How can fashion be ‘sustainable’ or ‘ethical’?
The terms may be vague, but they allow shoppers to choose what really matters to them personally.
In recent years, a growing number of consumers have realized there’s far more to the fashion world than what you see at first glance. This is a good thing, as it has drawn much-needed attention to the atrocious working conditions, poverty wages, and pollution that is intimately connected to the world’s garment industry. On the other hand, it can be very confusing, trying to sort one’s way through the labyrinth of terms and certifications that are all claiming to make fashion a better industry for all.
So what does it really mean for fashion to be sustainable and ethical? It all depends on which practices and policies are adopted by companies. Very few companies do it all (as in, meet all the criteria of an ideal production model), which means that it’s pretty much up to consumers to weigh the pros and cons of the different methods and make shopping decisions based on what’s most important personally. These are some of the most common practices that companies do in order to be considered “sustainable” and/or “ethical.”

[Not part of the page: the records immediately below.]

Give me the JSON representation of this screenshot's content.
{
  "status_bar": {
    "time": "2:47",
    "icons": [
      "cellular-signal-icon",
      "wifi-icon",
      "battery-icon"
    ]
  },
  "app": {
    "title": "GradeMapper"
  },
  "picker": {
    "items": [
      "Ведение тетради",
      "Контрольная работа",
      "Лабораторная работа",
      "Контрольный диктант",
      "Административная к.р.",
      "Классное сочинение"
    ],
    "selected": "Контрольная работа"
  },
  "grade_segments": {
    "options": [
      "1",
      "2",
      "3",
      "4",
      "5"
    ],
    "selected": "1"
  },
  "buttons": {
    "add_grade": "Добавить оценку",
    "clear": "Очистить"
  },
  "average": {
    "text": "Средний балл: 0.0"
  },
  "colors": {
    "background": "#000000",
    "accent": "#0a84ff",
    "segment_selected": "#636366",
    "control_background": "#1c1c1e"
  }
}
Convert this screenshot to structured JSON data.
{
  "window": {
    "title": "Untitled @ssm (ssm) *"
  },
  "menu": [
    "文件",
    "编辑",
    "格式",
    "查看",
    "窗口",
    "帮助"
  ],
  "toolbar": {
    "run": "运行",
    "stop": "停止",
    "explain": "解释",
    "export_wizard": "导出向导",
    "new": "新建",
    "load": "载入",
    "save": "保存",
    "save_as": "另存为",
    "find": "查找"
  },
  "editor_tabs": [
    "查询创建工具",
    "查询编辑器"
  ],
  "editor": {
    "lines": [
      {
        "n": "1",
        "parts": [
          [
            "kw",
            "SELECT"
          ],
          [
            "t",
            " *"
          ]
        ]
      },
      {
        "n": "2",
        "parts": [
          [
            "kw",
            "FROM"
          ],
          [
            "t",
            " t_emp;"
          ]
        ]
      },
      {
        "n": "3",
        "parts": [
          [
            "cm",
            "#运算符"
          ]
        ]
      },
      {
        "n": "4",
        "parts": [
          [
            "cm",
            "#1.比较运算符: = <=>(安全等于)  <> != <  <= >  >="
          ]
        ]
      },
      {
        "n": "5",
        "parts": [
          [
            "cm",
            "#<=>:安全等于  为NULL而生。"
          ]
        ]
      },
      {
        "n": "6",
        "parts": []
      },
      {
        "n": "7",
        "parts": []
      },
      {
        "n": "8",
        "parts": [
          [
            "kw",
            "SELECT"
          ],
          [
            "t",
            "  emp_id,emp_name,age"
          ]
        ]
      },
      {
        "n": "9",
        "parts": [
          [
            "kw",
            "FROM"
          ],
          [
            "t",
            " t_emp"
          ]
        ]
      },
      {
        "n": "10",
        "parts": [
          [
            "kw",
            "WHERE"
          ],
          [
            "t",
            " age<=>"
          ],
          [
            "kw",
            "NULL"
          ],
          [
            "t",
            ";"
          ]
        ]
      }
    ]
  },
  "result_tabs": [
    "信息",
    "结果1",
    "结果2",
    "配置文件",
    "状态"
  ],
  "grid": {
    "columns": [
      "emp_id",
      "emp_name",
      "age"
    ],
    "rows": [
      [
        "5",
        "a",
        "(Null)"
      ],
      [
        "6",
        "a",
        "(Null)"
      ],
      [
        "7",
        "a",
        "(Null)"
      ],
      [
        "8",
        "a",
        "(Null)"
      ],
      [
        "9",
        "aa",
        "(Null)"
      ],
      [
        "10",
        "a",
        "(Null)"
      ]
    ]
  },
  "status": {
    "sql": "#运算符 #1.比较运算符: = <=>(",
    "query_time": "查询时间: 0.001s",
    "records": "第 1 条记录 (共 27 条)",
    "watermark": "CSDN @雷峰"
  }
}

Usually made overseas and imported to North America, garments that are certified as Fair Trade have been made in a factory that is inspected by Fair Trade International and meets certain standards for production methods, labor conditions, environmental considerations, and business practices. You can find the little symbol somewhere on the tag. The best thing about it is knowing that the workers have been paid a fair living wage for their work.
Cotton is the most pesticide-intensive crop in the world. It uses approximately 25 percent of all petrochemical-based pesticides, fungicides, and herbicides globally, which is why opting for organic cotton is one way to reduce the chemical burden on the planet. There are certifications such as the Global Organic Textile Standard certification (GOTS) that will be printed on a tag.
Alternative & Recycled Textiles
Some companies are doing really cool things, such as fabrics made out of milk, tea, and coffee, as well as birch tree-based material. Others focus on recycling plastic bottles into polyester yarn, which has benefits (long-lasting, durable, recyclable) and downsides (non-biodegradable, non-natural fabrics, bits of plastic released in wash). Cotton and wool can also be recycled and re-spun.
Buying locally made clothes is one way to make your shopping a bit greener, by cutting down on the transportation costs. I once saw it referred to as "the 150-mile wardrobe," which I liked. It supports local businesses, strengthens the economy at home, and builds relationships within the community. It’s also a great way to find alternative, one-of-a-kind fashion, such as upcycled or handmade items. (Read: Etsy might not change the world, but it's the best we've got for now)
Made in the U.S. or Canada
The United States and Canada have better laws regulating the fair treatment and pay of workers than countries such as Bangladesh and Cambodia, so the workers who made your item of clothing are likely in a much better situation than if it were imported. That being said, the minimum wage is hardly a living wage in Canada and the U.S., if that’s all a family relies on for income, which means that ‘Made in U.S.A.’ is not a guarantee for ethical production.
A growing number of companies, such as Patagonia and Everlane, provide detailed descriptions on their websites of where and how each item is made. This new and radical kind of transparency is refreshing, and involves the consumer more actively in the production process by enabling them to make an informed decision.
One interesting site to shop is Ethica, which allows you to filter your search based on what matters most: Trade Not Aid, Vegan, Handcrafted, Made in U.S.A., etc.